As I continued to watch she suddenly stopped her walk from unknown places to unknown destinations to consider a bag of garbage that had been tossed to the side of the walkway. It was not a large garbage bag but an ordinary Couche-Tard bag that had been used for garbage. It must have been overlooked by every other person who passed it by that morning; by everybody but this lady. While shaking her head with disapproval she picked up the bag with two fingers and in a single fluid motion stepped to my Coca-Cola cup.
Understand when I say my Coca-Cola cup I am not taking responsibility for it only that it was the cup I had noticed earlier. I guess in this sense this wonderful lady and I shared in its possession. She was not even aware that she shared any connection to a strange man who sat in a widow a floor above her watching while sipping his coffee.
Without missing a step she picked up the cup, walked to the edge of the curb, dumped its contents into the street drain and then set the cup and the bag back on the basement window sill for the next person to take care of it. I had this feeling from her actions that she believed she had done her part, now someone else could finish it. From my viewpoint she had cleverly taken something unseen and made it visible. Perhaps this was meant to provoke a reaction in someone else. I liked the simplicity of it. Having done her duty she was free to go on her way, which she did.
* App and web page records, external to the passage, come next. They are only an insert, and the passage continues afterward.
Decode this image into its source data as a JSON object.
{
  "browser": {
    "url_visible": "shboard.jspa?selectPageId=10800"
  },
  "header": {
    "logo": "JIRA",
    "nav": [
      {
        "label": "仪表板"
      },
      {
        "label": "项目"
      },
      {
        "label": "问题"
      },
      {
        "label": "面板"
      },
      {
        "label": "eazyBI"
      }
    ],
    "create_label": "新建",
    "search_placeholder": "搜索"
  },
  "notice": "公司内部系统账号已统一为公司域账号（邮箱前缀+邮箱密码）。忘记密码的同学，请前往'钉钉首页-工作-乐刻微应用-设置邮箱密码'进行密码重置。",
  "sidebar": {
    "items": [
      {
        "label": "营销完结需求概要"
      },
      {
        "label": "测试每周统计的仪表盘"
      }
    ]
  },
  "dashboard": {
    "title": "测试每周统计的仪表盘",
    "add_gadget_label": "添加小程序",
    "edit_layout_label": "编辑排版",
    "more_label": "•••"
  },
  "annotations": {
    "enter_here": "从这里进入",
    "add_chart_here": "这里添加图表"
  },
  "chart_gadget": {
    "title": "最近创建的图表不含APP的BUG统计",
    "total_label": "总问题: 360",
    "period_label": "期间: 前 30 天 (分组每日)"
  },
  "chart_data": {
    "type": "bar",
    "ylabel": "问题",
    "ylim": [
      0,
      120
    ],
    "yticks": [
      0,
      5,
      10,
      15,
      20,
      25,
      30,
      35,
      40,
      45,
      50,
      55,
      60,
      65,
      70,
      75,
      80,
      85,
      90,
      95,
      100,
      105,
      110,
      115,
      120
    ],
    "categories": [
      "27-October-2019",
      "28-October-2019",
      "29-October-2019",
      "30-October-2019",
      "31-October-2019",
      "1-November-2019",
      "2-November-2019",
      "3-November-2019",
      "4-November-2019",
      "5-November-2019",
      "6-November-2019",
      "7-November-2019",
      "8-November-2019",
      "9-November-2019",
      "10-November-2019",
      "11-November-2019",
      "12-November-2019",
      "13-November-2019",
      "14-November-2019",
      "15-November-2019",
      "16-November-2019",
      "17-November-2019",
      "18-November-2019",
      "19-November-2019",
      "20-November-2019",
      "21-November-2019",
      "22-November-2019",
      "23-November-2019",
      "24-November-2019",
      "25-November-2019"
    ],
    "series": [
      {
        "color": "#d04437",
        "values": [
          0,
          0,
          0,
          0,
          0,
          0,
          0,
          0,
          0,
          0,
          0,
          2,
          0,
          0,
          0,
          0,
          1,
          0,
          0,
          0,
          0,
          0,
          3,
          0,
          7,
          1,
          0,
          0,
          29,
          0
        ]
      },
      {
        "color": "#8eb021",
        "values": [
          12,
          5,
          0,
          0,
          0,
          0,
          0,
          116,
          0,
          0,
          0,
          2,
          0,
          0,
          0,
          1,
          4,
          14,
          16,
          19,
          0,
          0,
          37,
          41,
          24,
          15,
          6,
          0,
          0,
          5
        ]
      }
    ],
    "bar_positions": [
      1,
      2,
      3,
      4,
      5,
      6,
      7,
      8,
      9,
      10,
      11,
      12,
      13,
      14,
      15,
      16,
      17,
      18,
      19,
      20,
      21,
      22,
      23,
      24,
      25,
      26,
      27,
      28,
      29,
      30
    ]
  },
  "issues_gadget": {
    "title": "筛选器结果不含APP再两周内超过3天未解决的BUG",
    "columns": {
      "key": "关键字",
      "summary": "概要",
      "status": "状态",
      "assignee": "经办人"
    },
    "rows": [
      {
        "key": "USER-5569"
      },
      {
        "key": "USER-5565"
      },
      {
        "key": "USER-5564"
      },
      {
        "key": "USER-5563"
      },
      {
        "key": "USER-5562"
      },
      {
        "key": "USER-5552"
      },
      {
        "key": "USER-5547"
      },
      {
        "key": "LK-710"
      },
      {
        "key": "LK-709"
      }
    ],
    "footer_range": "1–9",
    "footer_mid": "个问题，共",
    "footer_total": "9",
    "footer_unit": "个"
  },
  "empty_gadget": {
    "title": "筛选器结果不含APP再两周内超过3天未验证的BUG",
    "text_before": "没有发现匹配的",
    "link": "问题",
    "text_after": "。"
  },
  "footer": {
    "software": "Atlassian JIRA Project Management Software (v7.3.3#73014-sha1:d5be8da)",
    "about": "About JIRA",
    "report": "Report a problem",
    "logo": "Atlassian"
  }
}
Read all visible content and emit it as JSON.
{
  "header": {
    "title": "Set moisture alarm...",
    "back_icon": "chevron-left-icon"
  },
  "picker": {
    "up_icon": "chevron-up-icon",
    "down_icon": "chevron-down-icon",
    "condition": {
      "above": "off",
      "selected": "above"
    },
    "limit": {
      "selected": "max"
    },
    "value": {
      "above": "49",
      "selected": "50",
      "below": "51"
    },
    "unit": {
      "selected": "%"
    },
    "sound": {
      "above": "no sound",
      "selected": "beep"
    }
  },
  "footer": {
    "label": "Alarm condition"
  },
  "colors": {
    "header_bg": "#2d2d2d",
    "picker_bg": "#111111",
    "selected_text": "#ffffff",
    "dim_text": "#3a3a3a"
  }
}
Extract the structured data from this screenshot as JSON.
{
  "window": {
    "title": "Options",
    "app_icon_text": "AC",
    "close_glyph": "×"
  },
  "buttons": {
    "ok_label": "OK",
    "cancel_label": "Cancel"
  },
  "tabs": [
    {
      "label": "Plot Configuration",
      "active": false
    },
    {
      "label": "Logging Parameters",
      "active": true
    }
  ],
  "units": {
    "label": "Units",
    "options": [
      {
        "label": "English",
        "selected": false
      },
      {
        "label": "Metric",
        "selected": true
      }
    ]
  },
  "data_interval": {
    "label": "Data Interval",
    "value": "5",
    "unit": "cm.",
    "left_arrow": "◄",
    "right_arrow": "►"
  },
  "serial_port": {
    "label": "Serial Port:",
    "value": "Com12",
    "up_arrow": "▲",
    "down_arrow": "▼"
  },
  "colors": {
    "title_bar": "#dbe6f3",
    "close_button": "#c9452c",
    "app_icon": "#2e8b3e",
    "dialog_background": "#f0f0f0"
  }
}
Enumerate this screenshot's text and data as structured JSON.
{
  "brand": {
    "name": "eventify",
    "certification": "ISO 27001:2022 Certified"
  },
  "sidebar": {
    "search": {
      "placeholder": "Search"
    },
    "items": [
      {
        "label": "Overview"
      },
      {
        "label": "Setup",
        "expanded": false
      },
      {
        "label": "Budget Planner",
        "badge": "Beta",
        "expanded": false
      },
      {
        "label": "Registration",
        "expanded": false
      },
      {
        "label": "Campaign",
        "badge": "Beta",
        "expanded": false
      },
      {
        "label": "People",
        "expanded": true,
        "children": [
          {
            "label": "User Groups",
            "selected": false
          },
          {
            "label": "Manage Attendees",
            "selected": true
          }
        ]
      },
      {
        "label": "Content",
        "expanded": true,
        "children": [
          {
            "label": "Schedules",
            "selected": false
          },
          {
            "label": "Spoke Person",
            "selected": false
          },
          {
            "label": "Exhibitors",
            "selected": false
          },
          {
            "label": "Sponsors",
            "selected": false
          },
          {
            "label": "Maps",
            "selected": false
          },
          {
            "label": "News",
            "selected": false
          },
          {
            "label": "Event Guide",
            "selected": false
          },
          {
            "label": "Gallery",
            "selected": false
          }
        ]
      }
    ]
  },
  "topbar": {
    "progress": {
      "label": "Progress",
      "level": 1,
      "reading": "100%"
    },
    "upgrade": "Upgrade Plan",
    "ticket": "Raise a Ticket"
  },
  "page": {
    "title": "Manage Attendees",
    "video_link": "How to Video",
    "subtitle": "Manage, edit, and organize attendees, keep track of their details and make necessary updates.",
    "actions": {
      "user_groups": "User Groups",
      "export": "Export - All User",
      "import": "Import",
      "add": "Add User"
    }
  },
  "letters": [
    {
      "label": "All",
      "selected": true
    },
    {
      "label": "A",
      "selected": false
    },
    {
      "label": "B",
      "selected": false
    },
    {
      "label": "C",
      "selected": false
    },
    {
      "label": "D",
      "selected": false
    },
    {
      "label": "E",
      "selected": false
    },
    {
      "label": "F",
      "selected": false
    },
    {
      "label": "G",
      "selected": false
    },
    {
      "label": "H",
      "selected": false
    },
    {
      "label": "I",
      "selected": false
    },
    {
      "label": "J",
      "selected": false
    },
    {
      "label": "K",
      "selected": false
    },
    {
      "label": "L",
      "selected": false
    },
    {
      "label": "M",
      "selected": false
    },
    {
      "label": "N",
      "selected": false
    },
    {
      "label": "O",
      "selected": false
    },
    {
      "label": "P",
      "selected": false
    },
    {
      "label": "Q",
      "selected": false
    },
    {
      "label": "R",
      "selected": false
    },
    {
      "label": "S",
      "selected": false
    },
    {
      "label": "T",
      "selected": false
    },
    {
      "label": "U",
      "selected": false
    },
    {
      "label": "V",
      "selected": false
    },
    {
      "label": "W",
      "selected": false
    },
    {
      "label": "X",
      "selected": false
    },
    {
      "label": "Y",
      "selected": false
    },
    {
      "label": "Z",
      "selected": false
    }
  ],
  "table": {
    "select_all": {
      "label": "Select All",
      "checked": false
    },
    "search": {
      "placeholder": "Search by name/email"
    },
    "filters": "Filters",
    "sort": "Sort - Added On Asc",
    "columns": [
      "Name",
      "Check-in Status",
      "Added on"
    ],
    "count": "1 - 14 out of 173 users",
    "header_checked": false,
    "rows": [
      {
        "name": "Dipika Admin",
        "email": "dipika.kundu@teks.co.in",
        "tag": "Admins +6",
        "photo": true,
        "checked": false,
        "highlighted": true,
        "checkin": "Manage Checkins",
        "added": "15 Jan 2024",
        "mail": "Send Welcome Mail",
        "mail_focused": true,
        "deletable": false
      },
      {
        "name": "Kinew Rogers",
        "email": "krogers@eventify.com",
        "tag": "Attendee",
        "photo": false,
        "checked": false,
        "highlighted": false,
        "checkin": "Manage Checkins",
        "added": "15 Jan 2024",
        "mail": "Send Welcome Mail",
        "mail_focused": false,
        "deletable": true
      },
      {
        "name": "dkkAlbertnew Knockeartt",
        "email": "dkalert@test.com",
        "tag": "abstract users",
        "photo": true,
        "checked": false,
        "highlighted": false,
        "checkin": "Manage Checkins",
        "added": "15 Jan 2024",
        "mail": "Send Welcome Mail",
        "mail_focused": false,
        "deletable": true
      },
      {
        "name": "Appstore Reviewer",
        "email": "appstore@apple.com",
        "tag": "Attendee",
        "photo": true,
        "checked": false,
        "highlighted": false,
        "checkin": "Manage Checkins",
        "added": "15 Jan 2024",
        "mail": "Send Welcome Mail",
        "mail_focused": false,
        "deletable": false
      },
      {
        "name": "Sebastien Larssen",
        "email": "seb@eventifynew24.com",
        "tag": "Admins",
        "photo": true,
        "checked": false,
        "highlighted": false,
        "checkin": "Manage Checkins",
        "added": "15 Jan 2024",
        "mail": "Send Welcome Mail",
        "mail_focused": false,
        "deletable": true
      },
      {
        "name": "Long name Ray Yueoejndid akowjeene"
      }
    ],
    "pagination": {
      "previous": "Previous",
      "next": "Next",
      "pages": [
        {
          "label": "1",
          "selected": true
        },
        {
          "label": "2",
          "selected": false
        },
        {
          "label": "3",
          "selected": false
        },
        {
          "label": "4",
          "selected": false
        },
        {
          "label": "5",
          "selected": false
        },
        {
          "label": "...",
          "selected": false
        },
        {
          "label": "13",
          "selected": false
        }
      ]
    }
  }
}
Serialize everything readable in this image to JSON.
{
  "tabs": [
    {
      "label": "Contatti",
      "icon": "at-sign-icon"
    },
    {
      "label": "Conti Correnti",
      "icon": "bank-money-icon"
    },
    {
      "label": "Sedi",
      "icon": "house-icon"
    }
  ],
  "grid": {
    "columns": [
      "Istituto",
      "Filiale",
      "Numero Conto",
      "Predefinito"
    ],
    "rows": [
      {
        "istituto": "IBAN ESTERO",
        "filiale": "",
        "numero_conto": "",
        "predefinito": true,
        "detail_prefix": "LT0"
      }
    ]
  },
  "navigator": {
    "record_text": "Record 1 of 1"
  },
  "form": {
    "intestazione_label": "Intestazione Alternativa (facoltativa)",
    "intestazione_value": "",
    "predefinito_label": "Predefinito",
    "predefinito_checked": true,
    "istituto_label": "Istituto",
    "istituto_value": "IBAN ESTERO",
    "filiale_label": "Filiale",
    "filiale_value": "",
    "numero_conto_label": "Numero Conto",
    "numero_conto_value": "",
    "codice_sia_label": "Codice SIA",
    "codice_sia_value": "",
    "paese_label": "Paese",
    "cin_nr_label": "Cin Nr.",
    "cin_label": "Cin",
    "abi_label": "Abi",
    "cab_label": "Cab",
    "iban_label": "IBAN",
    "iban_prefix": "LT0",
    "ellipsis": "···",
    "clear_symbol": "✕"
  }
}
Now, it is the actions that followed that provoked me into believing that this lady was worthy of immortalizing with paper and pen. As she limped her way up the street, heading off into oblivion she suddenly stopped. The thought that quickly formed was that she had just spied another garbage bag out of place on her tidy street. But this thought was too fast in forming. She quickly turned around and stared hard at the garbage which was still sitting on the window sill. To no one in particular she shook her head as if she were scolding herself. She limped back to that cup and bag, picked them up and, with some effort, limped across to my side of the street, promptly throwing the unwanted items into the public garbage can. I might add a garbage can that was in plain sight of that little bag the entire morning. Then she was gone from my sight and so was the garbage.
Without even realizing it this dear lady had brought a smile to my day and perhaps to the tenant’s as well. I realized she shared many similarities to that grey building to which she had paid such a good service that morning. Yet she was of much firmer stock and bore her age far more gracefully than the poor building had been permitted. Where the building had been forced to give up this dear old lady was still going strong.
There is a lesson here to learn I believe. I have no doubt that this lady belonged to that street, cared for it and even bore the disgrace of its members with a mighty fortitude that had seen her still cleaning other people’s messes. It is as if she were trying to lend a bit of her grace to it without it every acknowledging that fact; like a relation that everyone is ashamed of but for whom everyone tries to cover with their own grace. Yes, that’s how it felt on that street, like family. So, even when she could have passed on the care of this family into younger hands she did not let go of the grace that was needed.
As I left my place of observation that day, feeling pleased for what I had seen, I was careful of one thing; to place my coffee cup in its proper place. Such grace leaves a lasting impression upon the soul.